I’ve had similar conversations this past week with a number of the women starting my 40 Days to a Happy Healthy You weight loss program. Whenever I find myself having the same conversation over and over again with people in the program, I know that it’s a topic that I need to share with you too. So what’s this particular conversation about? It’s regarding the daily ‘what I like about my body’ practice that’s a part of the weight loss program. They find it really hard. They hate it.
Clients tell me that what they were worried about before starting the program was giving up their favourite foods or being forced to eat foods they hated. They’re super happy to discover that the weight loss program doesn’t require them to do this – i.e. they can still lose weight without giving up favourite foods or being forced to eat things that they hate. But they find it really difficult to come up with one thing that they like about their bodies every day.
And that sad fact is a complete eye opener. It’s amazing to see how this simple, daily practice can have such a profound effect on participants.
Their first big ah-ha moment is seeing how tough it is to do. Their second big a-ha moment is to realize how much they only experienced their bodies as objects to be looked at – not as a part of themselves whose purpose is to DO things. You see, they automatically think that each day they need to come up with something that they like the LOOK of on their body – like having a great hair day or their shapely calves. When I point out that they don’t need to choose one thing about how their body LOOKS but can include things that their body can DO, they see how they’ve missed such a huge thing. “Right, I can be grateful that my body can DO things, d’oh”.
Most of us don’t think about our bodies as part of us. As the part of us that allows us to DO things – like how our eyes allow us to see the beautiful snow dusted mountains in the distance, or go for a walk with our dog, or hug our grandchildren. Most of us solely think about our bodies in terms of how far they are from a societal beauty ideal.
Back in my PhD-level feminism class, we talked about how unfair it was that women in our society had this expectation for their bodies to solely be objects whose purpose was to create pleasure for the (male) viewer. We wished it could be more even between men and women. Now, 15 years later, it’s a classic case of beware of what you wish for. Yes, things have gotten more equal between men and women. Unfortunately, the pressure on women to look like some unrealistic beauty ideal hasn’t let up. The pressure has increased for men to look like an unrealistic ideal.

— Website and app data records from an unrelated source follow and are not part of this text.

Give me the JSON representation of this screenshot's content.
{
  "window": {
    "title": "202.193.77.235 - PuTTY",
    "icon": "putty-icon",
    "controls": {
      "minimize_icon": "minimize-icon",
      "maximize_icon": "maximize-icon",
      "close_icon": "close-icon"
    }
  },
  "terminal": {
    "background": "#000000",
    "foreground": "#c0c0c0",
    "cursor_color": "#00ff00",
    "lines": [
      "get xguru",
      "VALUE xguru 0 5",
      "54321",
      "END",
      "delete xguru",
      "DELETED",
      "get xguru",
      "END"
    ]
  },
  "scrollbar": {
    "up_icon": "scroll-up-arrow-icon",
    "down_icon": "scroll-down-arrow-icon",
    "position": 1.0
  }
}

Now don’t get me wrong. This doesn’t mean that I think it’s bad to want to look good. Hey, I like a good blowout and a pair of heels as much as the next woman. But I want to both look good AND feel good -strong, healthy. While I love to get dolled up for a night out, I feel my absolutely most beautiful when I’m “in the zone” on a technically difficult trail run, or when I’m glowing after a yoga class, or when I’m bundled up in warm layers and my rain boots after a surf. Why? Because I am experiencing the joy of what my body can DO.
Do you know what you should eat but can’t seem to do it? Long-term healthy habits need to come from a place of valuing your self, valuing your body. If hating your body is fueling your behaviour, that behaviour isn’t going to stick. Include a daily ‘what I like about my body’ practice. It’s a radical, rebellious act that your body will love. And, when you’re ready to really create change, check out my 40 Days to a Happy Healthy You weight loss program to start 2017 with a new you.